Although they do not spill classified secrets, the chronicles do challenge several conventional narratives about regional events and lift the veil off other issues that are rarely spoken about in public.

Contrary to official accounts in both his country and the United States, Durrani claimed that Pakistan directed the U.S. Navy SEALs to Osama bin Laden’s hideout in 2011. “I have been giving my assessment right from the 3rd of May, 2011, just a day after the raid,” Durrani told me in an interview. “It just so happens that most of the investigative journalists — at home and abroad — came to nearly the same conclusion. I also believe that at the time conceding incompetence was politically more convenient for Pakistan than claiming collaboration.” He referred to a meeting that took place between Gen. Ashfaq Kayani, Pakistan’s army chief at the time, and Gen. David Petraeus just three days before President Barack Obama signed the orders for the raid on bin Laden. “I don’t know (what the deal) was but I presumed it must have been about exiting Afghanistan.”

Durrani’s other big reveal was about the Kashmir conflict. India has long documented how Pakistan has patronized terror groups such as the Lashkar-e-Taiba and the Jaish-a-Mohammed to create unrest in the Kashmir valley. Intriguingly, when asked in the book to say what he thought was the biggest failure of the ISI, Durrani replied: “When the Kashmir uprising happened we did not know how far it would go.  We didn’t want it to go out of control, which would lead to a war that neither side wanted…. ISI’s leverage on the Kashmir insurgency turned out less than successful.” Durrani was ISI chief in 1990-1992, during the insurgency’s early years. When I asked him whether the direction Kashmir has taken has proved difficult for both nations, he said, “True, it wasn’t easy to keep a handle on it — as the Indians too must have concluded over time.” But taking a swipe at India, he added sarcastically, “Oh, I think Pakistan knows what to do with it; sit back and watch.” Dulat’s answer to the question of RAW’s failures with Pakistan was just as candid: “That we have not been able to turn an ISI officer at a level where it counts.”

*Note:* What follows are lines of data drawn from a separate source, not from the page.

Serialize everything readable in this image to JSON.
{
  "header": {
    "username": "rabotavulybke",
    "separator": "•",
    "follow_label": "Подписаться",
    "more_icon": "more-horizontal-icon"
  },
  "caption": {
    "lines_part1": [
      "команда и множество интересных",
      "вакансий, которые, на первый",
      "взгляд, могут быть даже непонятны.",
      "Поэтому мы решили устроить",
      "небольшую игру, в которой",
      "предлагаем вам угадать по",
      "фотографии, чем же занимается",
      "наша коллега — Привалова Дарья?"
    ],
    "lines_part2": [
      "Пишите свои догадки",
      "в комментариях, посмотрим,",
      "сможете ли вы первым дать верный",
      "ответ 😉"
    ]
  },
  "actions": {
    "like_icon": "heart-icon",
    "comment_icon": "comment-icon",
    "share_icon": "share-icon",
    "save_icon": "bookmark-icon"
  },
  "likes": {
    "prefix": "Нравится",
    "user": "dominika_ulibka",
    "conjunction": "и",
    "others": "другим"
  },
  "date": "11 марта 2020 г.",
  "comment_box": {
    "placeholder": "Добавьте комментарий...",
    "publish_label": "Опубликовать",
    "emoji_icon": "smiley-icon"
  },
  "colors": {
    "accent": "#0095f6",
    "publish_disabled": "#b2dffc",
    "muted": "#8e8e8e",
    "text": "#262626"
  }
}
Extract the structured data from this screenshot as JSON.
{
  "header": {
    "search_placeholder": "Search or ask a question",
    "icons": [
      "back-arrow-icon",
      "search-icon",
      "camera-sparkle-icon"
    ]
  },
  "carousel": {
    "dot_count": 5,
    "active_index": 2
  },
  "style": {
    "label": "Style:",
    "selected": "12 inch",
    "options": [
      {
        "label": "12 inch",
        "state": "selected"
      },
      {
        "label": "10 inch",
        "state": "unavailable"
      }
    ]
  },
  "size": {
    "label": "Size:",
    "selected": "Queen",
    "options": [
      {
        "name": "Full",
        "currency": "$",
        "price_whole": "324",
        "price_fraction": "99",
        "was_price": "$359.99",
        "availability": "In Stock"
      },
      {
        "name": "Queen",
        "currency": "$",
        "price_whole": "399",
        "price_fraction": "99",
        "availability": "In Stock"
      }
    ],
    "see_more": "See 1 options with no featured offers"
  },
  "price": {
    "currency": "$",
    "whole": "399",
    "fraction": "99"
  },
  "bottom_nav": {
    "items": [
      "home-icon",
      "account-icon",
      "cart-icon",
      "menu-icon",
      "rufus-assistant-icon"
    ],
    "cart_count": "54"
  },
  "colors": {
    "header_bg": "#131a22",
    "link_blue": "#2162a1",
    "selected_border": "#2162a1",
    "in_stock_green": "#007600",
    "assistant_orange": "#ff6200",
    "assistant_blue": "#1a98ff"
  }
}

There are other valuable nuggets for watchers of a region that President Bill Clinton once called “a nuclear flash point.” Dulat shared how a border cease-fire was brokered in 2003 as a result of secret meetings between the head spooks of either side. He revealed that a tipoff from RAW saved the life of former Pakistan president Pervez Musharraf and said Musharraf had even conveyed his gratitude. As army chief, Musharraf pushed Pakistani soldiers into India in 1999 leading to the Kargil war. His hard-line statements and actions made him a deeply contentious figure in India. Yet, Dulat insisted, “There has been no more reasonable Pakistani leader than General Musharraf.”

But it’s the no-holds barred description about key officials in both countries that’s got everyone talking. “Get Doval to Lahore; he loves Pakistan,” said Dulat of the Indian National Security adviser, Ajit Doval, regarded as a hard-liner in Pakistan. Durrani was less than complimentary about Pakistan’s former prime minister Nawaz Sharif, who he said has the “acumen of a camel” on international relations. And on Indian Prime Minister Narendra Modi? Durrani said:  “A fox. Modi is smart.”